> **WORK TO BE COMPLETED**
In the data below, reproduce everything exactly except the images.
━━━━━━━━━━━━━━━━━━━━━━━━━━━━━━
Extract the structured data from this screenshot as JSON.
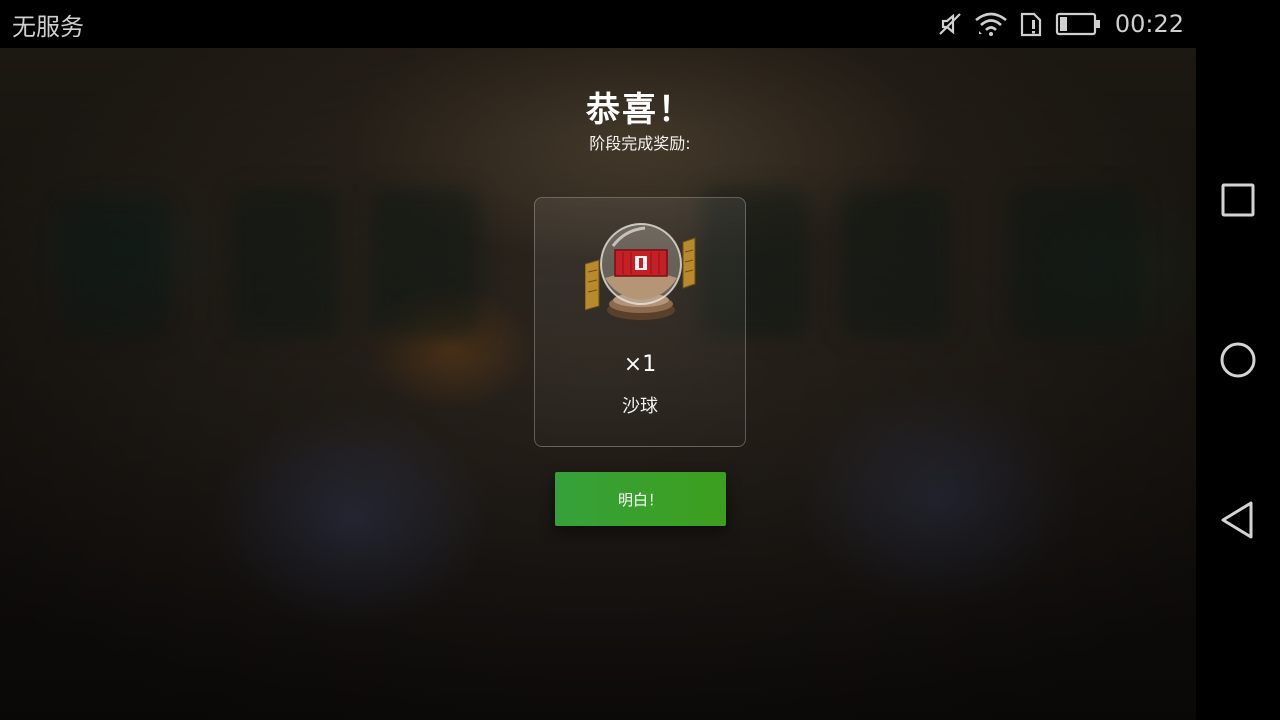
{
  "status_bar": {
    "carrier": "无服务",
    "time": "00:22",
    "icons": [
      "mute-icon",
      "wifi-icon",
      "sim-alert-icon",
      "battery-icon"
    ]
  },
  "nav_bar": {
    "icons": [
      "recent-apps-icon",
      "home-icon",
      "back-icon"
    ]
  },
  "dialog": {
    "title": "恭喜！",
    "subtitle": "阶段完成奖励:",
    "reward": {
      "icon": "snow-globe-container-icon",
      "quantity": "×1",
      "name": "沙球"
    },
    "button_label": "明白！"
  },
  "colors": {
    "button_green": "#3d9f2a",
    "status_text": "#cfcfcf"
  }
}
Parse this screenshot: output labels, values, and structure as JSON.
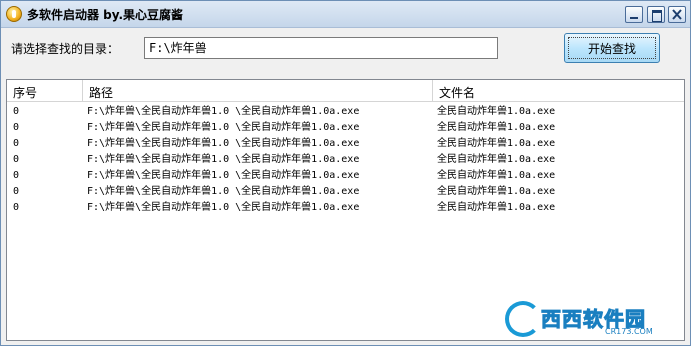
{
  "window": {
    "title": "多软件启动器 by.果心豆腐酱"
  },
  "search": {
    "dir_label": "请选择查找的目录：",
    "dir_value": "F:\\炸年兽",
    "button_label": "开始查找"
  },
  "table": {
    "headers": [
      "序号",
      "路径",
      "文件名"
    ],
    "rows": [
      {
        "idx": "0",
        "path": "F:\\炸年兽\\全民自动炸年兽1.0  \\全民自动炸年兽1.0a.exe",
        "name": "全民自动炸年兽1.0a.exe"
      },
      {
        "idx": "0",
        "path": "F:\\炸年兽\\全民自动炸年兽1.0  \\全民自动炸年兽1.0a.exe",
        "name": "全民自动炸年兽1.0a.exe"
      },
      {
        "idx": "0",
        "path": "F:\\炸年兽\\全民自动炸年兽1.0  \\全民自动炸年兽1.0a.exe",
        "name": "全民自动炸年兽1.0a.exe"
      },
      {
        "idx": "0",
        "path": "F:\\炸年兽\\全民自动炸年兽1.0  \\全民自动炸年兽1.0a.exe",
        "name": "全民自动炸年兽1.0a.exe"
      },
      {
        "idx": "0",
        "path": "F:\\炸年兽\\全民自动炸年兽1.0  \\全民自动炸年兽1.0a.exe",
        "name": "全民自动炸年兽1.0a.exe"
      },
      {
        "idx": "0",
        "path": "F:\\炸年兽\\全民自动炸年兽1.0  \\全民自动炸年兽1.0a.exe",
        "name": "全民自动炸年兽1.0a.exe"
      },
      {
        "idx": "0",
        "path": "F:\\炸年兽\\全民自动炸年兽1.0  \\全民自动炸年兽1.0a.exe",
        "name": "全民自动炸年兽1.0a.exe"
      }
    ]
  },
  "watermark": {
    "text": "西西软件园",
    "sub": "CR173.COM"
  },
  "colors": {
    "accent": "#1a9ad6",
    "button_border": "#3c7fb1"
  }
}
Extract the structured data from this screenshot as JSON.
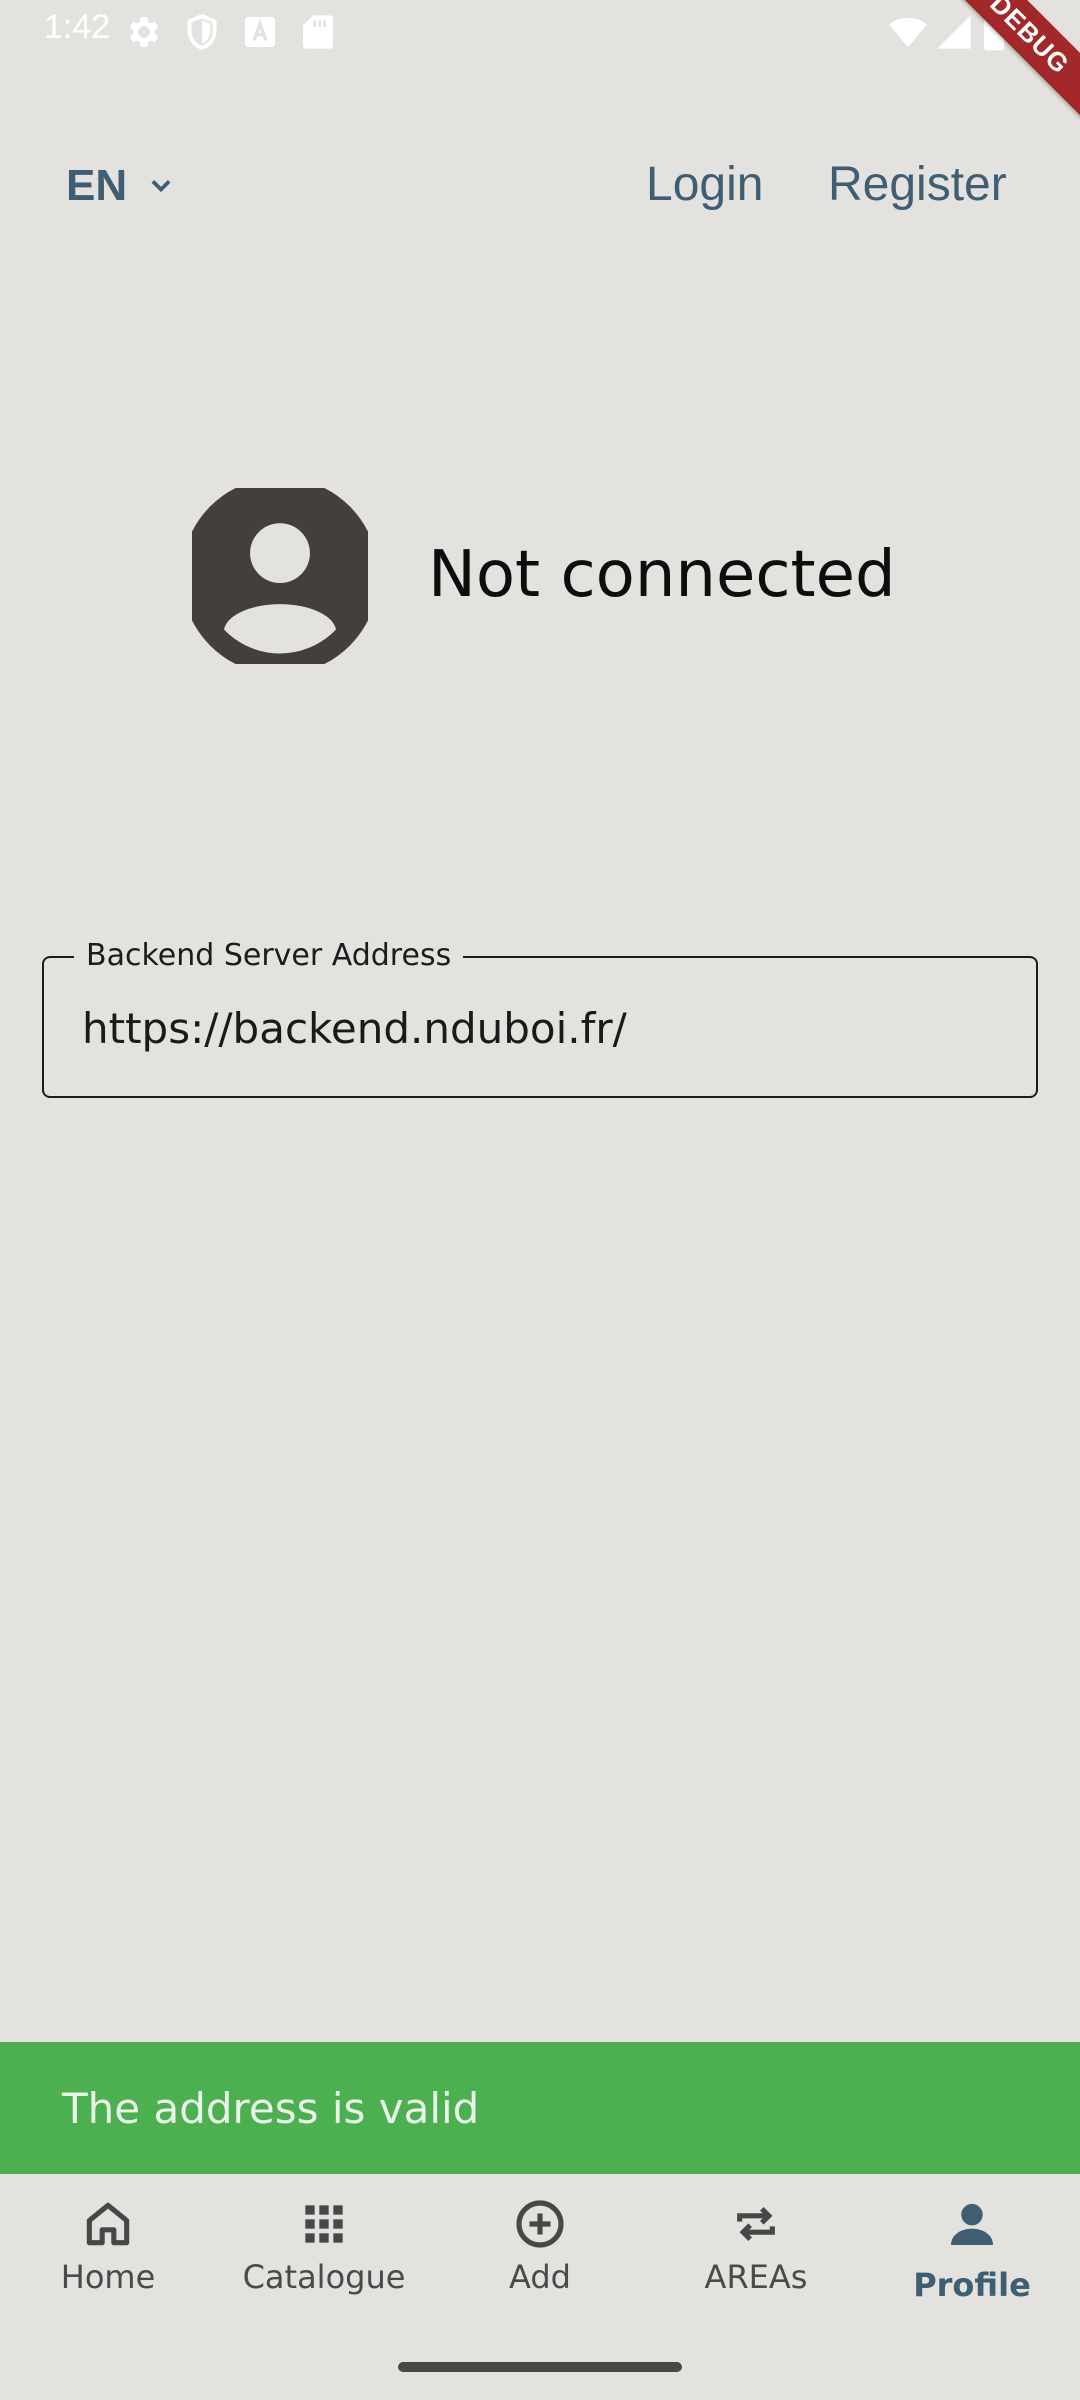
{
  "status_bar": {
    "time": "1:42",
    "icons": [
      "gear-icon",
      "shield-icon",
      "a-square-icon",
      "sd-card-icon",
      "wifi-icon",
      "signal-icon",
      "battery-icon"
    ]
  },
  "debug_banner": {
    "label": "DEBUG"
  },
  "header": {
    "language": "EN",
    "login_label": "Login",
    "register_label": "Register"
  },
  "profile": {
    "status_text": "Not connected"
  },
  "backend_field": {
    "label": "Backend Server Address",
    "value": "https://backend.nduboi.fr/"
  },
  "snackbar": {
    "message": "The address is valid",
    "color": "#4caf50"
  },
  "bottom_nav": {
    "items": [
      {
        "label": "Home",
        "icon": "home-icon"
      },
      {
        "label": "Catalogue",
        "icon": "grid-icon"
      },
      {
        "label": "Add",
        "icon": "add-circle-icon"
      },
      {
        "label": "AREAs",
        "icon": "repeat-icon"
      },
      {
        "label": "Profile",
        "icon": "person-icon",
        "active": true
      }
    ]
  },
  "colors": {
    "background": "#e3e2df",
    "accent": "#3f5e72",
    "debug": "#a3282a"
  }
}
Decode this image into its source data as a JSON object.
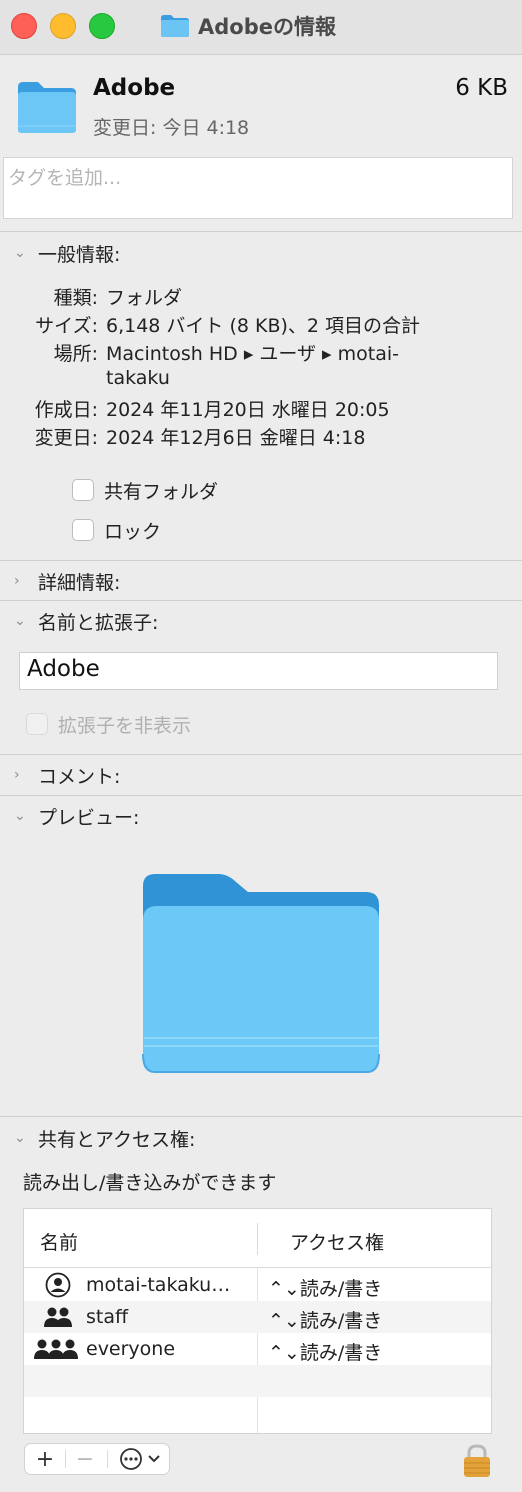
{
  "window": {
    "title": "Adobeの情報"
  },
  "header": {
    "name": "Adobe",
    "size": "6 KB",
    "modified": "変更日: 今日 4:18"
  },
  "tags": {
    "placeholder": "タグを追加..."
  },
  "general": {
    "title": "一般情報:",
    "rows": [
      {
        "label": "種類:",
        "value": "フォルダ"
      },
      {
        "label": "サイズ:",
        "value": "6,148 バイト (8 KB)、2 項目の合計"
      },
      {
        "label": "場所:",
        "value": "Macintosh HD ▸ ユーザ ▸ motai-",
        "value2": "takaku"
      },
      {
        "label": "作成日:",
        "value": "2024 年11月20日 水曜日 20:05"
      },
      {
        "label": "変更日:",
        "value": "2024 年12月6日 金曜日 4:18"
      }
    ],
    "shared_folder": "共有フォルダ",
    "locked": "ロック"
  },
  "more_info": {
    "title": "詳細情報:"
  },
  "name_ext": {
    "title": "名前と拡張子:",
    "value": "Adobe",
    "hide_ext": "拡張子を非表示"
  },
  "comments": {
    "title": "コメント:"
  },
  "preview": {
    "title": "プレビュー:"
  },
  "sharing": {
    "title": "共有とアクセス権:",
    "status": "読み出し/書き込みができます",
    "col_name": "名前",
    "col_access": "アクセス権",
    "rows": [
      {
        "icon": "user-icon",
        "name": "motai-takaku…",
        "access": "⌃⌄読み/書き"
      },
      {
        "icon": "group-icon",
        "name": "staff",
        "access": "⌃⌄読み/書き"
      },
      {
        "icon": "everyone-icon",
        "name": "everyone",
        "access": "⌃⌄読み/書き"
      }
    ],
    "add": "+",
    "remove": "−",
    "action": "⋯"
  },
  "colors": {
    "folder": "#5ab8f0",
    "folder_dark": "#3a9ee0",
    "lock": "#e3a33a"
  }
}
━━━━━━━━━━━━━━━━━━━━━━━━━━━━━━
> **TASK RESPONSE**
Extract the structured data from this screenshot as JSON.
{
  "status_bar": {
    "carrier": "无服务",
    "time": "00:22",
    "icons": [
      "mute-icon",
      "wifi-icon",
      "sim-alert-icon",
      "battery-icon"
    ]
  },
  "nav_bar": {
    "icons": [
      "recent-apps-icon",
      "home-icon",
      "back-icon"
    ]
  },
  "dialog": {
    "title": "恭喜！",
    "subtitle": "阶段完成奖励:",
    "reward": {
      "icon": "snow-globe-container-icon",
      "quantity": "×1",
      "name": "沙球"
    },
    "button_label": "明白！"
  },
  "colors": {
    "button_green": "#3d9f2a",
    "status_text": "#cfcfcf"
  }
}
Parse this screenshot: output labels, values, and structure as JSON.
{
  "window": {
    "title": "多软件启动器 by.果心豆腐酱"
  },
  "search": {
    "dir_label": "请选择查找的目录：",
    "dir_value": "F:\\炸年兽",
    "button_label": "开始查找"
  },
  "table": {
    "headers": [
      "序号",
      "路径",
      "文件名"
    ],
    "rows": [
      {
        "idx": "0",
        "path": "F:\\炸年兽\\全民自动炸年兽1.0  \\全民自动炸年兽1.0a.exe",
        "name": "全民自动炸年兽1.0a.exe"
      },
      {
        "idx": "0",
        "path": "F:\\炸年兽\\全民自动炸年兽1.0  \\全民自动炸年兽1.0a.exe",
        "name": "全民自动炸年兽1.0a.exe"
      },
      {
        "idx": "0",
        "path": "F:\\炸年兽\\全民自动炸年兽1.0  \\全民自动炸年兽1.0a.exe",
        "name": "全民自动炸年兽1.0a.exe"
      },
      {
        "idx": "0",
        "path": "F:\\炸年兽\\全民自动炸年兽1.0  \\全民自动炸年兽1.0a.exe",
        "name": "全民自动炸年兽1.0a.exe"
      },
      {
        "idx": "0",
        "path": "F:\\炸年兽\\全民自动炸年兽1.0  \\全民自动炸年兽1.0a.exe",
        "name": "全民自动炸年兽1.0a.exe"
      },
      {
        "idx": "0",
        "path": "F:\\炸年兽\\全民自动炸年兽1.0  \\全民自动炸年兽1.0a.exe",
        "name": "全民自动炸年兽1.0a.exe"
      },
      {
        "idx": "0",
        "path": "F:\\炸年兽\\全民自动炸年兽1.0  \\全民自动炸年兽1.0a.exe",
        "name": "全民自动炸年兽1.0a.exe"
      }
    ]
  },
  "watermark": {
    "text": "西西软件园",
    "sub": "CR173.COM"
  },
  "colors": {
    "accent": "#1a9ad6",
    "button_border": "#3c7fb1"
  }
}
Extract the structured data from this screenshot as JSON.
{
  "status_bar": {
    "time": "1:42",
    "icons": [
      "gear-icon",
      "shield-icon",
      "a-square-icon",
      "sd-card-icon",
      "wifi-icon",
      "signal-icon",
      "battery-icon"
    ]
  },
  "debug_banner": {
    "label": "DEBUG"
  },
  "header": {
    "language": "EN",
    "login_label": "Login",
    "register_label": "Register"
  },
  "profile": {
    "status_text": "Not connected"
  },
  "backend_field": {
    "label": "Backend Server Address",
    "value": "https://backend.nduboi.fr/"
  },
  "snackbar": {
    "message": "The address is valid",
    "color": "#4caf50"
  },
  "bottom_nav": {
    "items": [
      {
        "label": "Home",
        "icon": "home-icon"
      },
      {
        "label": "Catalogue",
        "icon": "grid-icon"
      },
      {
        "label": "Add",
        "icon": "add-circle-icon"
      },
      {
        "label": "AREAs",
        "icon": "repeat-icon"
      },
      {
        "label": "Profile",
        "icon": "person-icon",
        "active": true
      }
    ]
  },
  "colors": {
    "background": "#e3e2df",
    "accent": "#3f5e72",
    "debug": "#a3282a"
  }
}
Decode this image into its source data as a JSON object.
{
  "window": {
    "title": "Adobeの情報"
  },
  "header": {
    "name": "Adobe",
    "size": "6 KB",
    "modified": "変更日: 今日 4:18"
  },
  "tags": {
    "placeholder": "タグを追加..."
  },
  "general": {
    "title": "一般情報:",
    "rows": [
      {
        "label": "種類:",
        "value": "フォルダ"
      },
      {
        "label": "サイズ:",
        "value": "6,148 バイト (8 KB)、2 項目の合計"
      },
      {
        "label": "場所:",
        "value": "Macintosh HD ▸ ユーザ ▸ motai-",
        "value2": "takaku"
      },
      {
        "label": "作成日:",
        "value": "2024 年11月20日 水曜日 20:05"
      },
      {
        "label": "変更日:",
        "value": "2024 年12月6日 金曜日 4:18"
      }
    ],
    "shared_folder": "共有フォルダ",
    "locked": "ロック"
  },
  "more_info": {
    "title": "詳細情報:"
  },
  "name_ext": {
    "title": "名前と拡張子:",
    "value": "Adobe",
    "hide_ext": "拡張子を非表示"
  },
  "comments": {
    "title": "コメント:"
  },
  "preview": {
    "title": "プレビュー:"
  },
  "sharing": {
    "title": "共有とアクセス権:",
    "status": "読み出し/書き込みができます",
    "col_name": "名前",
    "col_access": "アクセス権",
    "rows": [
      {
        "icon": "user-icon",
        "name": "motai-takaku…",
        "access": "⌃⌄読み/書き"
      },
      {
        "icon": "group-icon",
        "name": "staff",
        "access": "⌃⌄読み/書き"
      },
      {
        "icon": "everyone-icon",
        "name": "everyone",
        "access": "⌃⌄読み/書き"
      }
    ],
    "add": "+",
    "remove": "−",
    "action": "⋯"
  },
  "colors": {
    "folder": "#5ab8f0",
    "folder_dark": "#3a9ee0",
    "lock": "#e3a33a"
  }
}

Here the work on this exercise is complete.